WHAT NEEDS TO BE DONE —
Your answer must be every line of the data that holds the string "TWIN".

(Data entries)
******************************
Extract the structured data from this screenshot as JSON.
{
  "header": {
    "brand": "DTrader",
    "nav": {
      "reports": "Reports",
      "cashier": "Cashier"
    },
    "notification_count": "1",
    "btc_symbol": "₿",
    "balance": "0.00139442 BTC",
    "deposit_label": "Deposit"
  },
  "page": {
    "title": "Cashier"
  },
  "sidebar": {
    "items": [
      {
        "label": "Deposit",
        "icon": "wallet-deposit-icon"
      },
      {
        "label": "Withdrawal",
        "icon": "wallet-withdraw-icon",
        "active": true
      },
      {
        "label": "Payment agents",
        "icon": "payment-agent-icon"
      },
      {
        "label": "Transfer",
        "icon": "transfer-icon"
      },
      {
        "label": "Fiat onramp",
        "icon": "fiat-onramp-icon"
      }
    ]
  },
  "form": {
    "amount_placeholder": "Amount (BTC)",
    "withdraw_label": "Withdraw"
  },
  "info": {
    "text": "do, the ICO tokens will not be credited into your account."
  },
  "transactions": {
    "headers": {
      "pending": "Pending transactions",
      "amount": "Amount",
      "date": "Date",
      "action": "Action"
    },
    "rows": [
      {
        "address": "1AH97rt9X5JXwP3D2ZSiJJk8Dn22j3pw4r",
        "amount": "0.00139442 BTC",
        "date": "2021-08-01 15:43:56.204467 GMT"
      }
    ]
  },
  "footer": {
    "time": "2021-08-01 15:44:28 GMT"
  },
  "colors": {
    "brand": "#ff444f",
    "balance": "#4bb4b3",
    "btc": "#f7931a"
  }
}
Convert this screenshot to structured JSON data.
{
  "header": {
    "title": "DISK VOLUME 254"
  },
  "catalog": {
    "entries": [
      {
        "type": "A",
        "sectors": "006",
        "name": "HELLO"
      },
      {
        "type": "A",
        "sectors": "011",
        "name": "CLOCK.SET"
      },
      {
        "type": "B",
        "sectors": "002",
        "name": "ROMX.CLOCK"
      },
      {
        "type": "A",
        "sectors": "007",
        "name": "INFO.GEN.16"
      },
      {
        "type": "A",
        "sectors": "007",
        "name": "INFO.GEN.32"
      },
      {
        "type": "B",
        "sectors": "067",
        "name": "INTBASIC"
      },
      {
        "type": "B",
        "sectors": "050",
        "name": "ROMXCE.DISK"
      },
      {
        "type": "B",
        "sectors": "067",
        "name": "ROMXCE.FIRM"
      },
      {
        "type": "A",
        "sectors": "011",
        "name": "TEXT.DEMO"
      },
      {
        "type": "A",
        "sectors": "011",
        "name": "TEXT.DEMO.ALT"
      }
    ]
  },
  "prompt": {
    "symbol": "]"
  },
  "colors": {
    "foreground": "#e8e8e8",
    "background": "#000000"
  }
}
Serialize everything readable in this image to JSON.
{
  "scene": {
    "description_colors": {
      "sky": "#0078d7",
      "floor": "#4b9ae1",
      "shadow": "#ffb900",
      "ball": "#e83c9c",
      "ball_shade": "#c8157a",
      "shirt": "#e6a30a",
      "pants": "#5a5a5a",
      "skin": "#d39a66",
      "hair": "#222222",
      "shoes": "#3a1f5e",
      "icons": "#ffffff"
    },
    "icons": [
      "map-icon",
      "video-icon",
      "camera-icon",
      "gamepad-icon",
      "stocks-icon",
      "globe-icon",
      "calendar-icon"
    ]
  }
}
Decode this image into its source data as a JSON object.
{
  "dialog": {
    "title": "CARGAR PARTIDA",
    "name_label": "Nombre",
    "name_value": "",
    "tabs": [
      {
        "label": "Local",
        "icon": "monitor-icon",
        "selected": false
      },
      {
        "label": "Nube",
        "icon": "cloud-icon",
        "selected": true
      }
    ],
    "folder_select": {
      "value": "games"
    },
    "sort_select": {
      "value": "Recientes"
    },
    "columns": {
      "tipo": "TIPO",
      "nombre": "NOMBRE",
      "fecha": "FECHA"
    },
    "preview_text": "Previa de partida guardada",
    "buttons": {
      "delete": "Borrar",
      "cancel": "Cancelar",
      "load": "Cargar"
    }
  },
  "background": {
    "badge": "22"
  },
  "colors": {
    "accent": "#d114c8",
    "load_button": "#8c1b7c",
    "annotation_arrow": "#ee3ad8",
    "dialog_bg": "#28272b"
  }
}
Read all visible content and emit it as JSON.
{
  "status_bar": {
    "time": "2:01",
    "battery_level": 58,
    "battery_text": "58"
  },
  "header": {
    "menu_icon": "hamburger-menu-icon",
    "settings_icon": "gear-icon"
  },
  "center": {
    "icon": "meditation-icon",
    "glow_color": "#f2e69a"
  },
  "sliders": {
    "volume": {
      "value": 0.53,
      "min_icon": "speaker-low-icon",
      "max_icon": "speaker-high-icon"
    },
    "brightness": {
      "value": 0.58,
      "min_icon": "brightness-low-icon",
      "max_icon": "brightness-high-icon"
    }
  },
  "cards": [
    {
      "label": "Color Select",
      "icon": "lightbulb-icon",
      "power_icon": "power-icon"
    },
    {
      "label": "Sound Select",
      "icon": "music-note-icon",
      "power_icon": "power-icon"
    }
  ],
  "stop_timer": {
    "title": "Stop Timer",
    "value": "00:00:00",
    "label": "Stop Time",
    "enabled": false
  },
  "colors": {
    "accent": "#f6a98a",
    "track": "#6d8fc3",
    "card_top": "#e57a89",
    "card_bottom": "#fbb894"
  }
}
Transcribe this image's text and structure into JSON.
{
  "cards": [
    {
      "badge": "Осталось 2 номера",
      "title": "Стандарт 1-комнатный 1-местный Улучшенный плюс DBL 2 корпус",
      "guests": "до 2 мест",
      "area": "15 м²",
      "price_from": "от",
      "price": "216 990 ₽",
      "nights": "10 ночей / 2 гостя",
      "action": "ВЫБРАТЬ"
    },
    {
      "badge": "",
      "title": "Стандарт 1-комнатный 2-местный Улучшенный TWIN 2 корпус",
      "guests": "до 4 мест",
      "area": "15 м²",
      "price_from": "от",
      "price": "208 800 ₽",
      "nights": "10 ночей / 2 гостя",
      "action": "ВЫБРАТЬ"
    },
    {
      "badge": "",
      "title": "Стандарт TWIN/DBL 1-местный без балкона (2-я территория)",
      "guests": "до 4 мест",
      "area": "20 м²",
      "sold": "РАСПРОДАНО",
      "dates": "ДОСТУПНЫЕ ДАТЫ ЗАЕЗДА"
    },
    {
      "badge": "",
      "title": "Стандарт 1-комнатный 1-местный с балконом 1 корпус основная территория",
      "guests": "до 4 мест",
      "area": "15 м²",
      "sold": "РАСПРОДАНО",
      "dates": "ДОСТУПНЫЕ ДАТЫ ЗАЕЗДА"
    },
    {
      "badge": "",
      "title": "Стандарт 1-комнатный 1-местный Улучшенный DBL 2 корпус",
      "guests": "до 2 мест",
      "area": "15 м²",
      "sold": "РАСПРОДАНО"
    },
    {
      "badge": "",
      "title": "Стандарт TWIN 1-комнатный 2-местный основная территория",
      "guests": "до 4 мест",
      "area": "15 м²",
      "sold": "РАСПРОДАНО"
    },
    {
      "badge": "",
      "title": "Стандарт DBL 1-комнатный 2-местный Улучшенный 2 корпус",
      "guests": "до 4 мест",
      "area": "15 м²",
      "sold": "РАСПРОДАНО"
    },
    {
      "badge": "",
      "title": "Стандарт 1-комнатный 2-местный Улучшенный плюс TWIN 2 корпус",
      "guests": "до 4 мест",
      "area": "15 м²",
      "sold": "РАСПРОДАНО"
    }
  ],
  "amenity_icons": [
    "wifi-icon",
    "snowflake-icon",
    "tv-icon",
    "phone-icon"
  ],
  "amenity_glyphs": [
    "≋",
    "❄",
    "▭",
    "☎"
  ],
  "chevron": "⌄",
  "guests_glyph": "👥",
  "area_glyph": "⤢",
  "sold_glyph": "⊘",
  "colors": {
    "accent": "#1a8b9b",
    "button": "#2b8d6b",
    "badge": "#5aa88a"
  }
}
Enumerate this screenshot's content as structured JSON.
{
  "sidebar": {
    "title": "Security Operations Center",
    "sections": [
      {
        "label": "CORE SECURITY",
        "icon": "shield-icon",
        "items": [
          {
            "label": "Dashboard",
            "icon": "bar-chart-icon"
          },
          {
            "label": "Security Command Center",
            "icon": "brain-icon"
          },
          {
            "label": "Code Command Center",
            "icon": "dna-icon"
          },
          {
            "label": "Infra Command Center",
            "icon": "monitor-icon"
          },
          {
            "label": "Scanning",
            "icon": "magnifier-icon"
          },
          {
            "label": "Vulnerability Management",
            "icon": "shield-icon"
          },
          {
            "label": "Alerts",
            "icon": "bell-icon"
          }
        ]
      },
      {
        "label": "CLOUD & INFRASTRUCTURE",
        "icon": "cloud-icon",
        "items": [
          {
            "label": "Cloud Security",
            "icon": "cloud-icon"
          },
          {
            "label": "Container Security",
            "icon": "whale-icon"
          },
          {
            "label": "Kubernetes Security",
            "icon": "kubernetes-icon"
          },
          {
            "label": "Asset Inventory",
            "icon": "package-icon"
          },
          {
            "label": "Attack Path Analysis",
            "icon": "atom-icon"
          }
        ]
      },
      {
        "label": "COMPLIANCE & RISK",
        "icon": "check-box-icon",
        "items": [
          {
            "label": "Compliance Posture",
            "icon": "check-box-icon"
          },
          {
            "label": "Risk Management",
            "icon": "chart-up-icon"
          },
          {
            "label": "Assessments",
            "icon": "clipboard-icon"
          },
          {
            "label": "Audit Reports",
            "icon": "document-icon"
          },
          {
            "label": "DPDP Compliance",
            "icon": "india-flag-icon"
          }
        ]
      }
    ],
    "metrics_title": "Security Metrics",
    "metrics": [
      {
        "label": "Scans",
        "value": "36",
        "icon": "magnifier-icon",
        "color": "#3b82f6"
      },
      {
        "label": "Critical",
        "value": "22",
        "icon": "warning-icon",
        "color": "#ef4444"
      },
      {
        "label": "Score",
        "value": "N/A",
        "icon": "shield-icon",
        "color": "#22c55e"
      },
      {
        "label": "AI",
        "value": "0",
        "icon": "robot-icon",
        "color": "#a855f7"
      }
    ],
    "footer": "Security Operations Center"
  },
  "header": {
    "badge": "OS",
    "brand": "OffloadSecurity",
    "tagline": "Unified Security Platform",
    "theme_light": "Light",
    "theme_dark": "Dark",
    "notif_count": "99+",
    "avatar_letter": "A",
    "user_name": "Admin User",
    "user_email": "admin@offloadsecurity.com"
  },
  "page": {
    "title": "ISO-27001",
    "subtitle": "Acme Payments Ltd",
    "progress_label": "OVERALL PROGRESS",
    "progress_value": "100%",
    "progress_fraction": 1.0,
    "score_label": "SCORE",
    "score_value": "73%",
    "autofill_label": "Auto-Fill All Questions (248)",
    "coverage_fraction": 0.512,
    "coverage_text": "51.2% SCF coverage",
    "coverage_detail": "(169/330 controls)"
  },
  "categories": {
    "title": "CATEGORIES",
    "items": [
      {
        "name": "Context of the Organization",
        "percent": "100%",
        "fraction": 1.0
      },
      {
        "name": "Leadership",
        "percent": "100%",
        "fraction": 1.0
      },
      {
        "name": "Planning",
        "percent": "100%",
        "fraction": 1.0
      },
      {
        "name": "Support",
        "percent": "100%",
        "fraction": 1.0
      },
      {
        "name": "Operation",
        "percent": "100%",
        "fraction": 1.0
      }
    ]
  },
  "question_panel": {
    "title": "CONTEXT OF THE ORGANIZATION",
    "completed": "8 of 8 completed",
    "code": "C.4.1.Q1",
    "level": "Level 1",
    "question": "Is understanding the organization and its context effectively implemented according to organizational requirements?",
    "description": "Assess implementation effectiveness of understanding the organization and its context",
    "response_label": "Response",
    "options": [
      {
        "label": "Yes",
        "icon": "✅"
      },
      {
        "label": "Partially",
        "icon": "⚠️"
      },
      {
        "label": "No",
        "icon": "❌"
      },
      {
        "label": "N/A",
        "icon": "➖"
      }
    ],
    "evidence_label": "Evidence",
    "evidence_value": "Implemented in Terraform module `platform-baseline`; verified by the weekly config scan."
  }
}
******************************
WRITTEN ANSWER —
      "title": "Стандарт 1-комнатный 2-местный Улучшенный TWIN 2 корпус",
      "title": "Стандарт TWIN/DBL 1-местный без балкона (2-я территория)",
      "title": "Стандарт TWIN 1-комнатный 2-местный основная территория",
      "title": "Стандарт 1-комнатный 2-местный Улучшенный плюс TWIN 2 корпус",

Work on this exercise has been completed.